MO: I feel like I should be getting paid by Google for plugging them so much, but again I have to recommend some of their tools. First and foremost if you don’t have AdWords Editor (Google’s proprietary campaign editing tool), this one is a must have for me. I rely on this heavily to sort my ad groups and keywords as I’m developing a new account. In case you were wondering, I also use Google’s Keyword Tool to help me generate keywords. I should give some credit to WordStream, though, as it’s a very good keyword tool that’s free, but be forewarned that they often generate extremely large keyword lists which means lots of refinement and weeding out irrelevant search terms.
JB: What about tools for SEM competitive analysis and market research?
MO: I typically use comScore, Compete, Quantcast, Google Trends and Insights for Search, as well as the search engine results pages. There are some free spy tools out there too like SpyFu and Keyword Spy which are ok for getting a general idea of what keywords and ad copies my competitors are using.
JB: Great suggestions.

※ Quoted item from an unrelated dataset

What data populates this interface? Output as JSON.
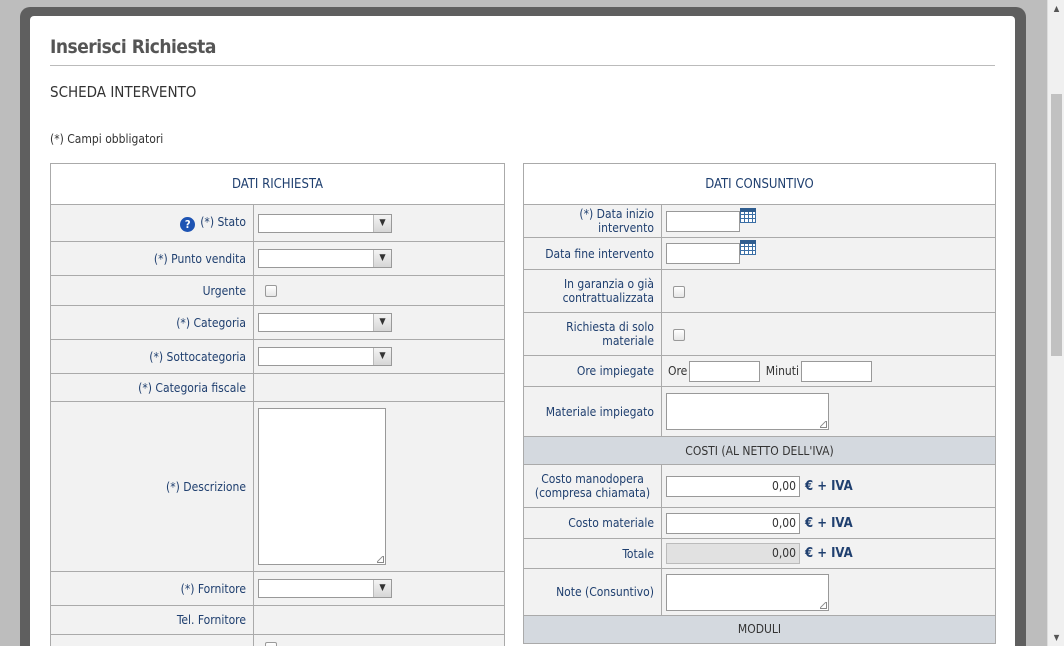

So, it’s clear the right tools obviously play a role, but aside from that, what would you say is the most important aspect of a successful campaign?

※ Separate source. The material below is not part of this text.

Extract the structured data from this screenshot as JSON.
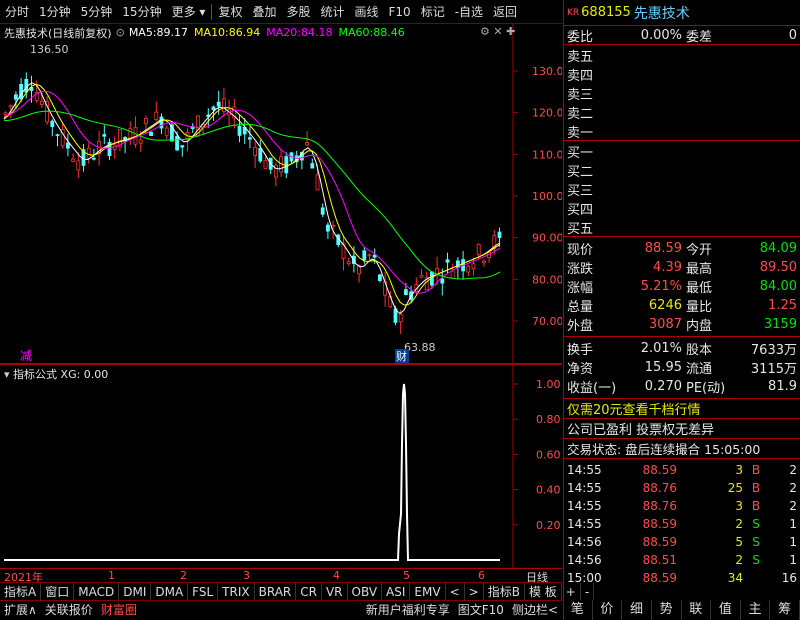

MO: There are a lot of things that go into making a campaign successful, but I think having clearly defined objectives right from the moment you begin developing the account is possibly the most important. I think it would be pretty wasteful if you were to start dumping time and money into SEM without knowing what you wanted to get out of it and how you’re going to measure it.
Objectives can be anything from a performance-based model with a target CPA to a branding-based model where you’re trying to get your name in front of as many users in your target audience with whatever budget you have. Whatever the case may be, these influence the networks you invest in, the keywords you use, the ad copies you write, and the way you optimize.

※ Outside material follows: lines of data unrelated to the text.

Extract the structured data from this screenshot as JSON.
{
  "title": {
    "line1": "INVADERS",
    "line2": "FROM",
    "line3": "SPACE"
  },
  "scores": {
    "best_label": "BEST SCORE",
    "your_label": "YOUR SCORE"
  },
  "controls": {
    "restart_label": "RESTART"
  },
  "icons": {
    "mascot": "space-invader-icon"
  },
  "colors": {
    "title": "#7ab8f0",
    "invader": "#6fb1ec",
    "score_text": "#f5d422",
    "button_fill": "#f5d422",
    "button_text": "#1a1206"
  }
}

JB: Absolutely, always start with objectives as that will set the tone for your campaign. Related to that, I think everyone agrees that ongoing conversion optimization is one of the most important aspects of a successful campaign. Are there any “tricks of the trade” that you can share to help meet your objectives? Or any “must-dos” when undertaking SEM?
MO: Over my years working in SEM, I’ve become more and more efficient with Microsoft Excel. Learning all the caveats and different algorithms you can utilize with that program allows me to shuffle through data, write performance evaluating formulas, and organize campaigns rather quickly.
One thing I urge all SEMers to do is experiment and test, but make sure you do so conservatively. I recommend making few changes at once and in small doses so you can effectively gauge what kind of impact the change you made has on the account and how it will perform on a larger scale.
JB: Let’s talk about budgets for a minute. How does an advertiser go about figuring out what kind of budget they should invest in an SEM initiative?
MO: I typically start by looking at the marketplace and assessing how much inventory there is for that category. I rely on traffic estimator tools to predict an estimate of what I could potentially spend with my keyword list. Keep in mind, however, that these tools will only evaluate what you might spend on the search network.
JB: Right, so instead of focusing solely on those numbers, I think you also have to take into account what’s happening in the marketplace (e.g., what is your competition investing?) and go from there. That’s where some of the tools you suggested earlier come in handy!
Well on that note, I think we’re about out of time. Thanks Mike for your great insights!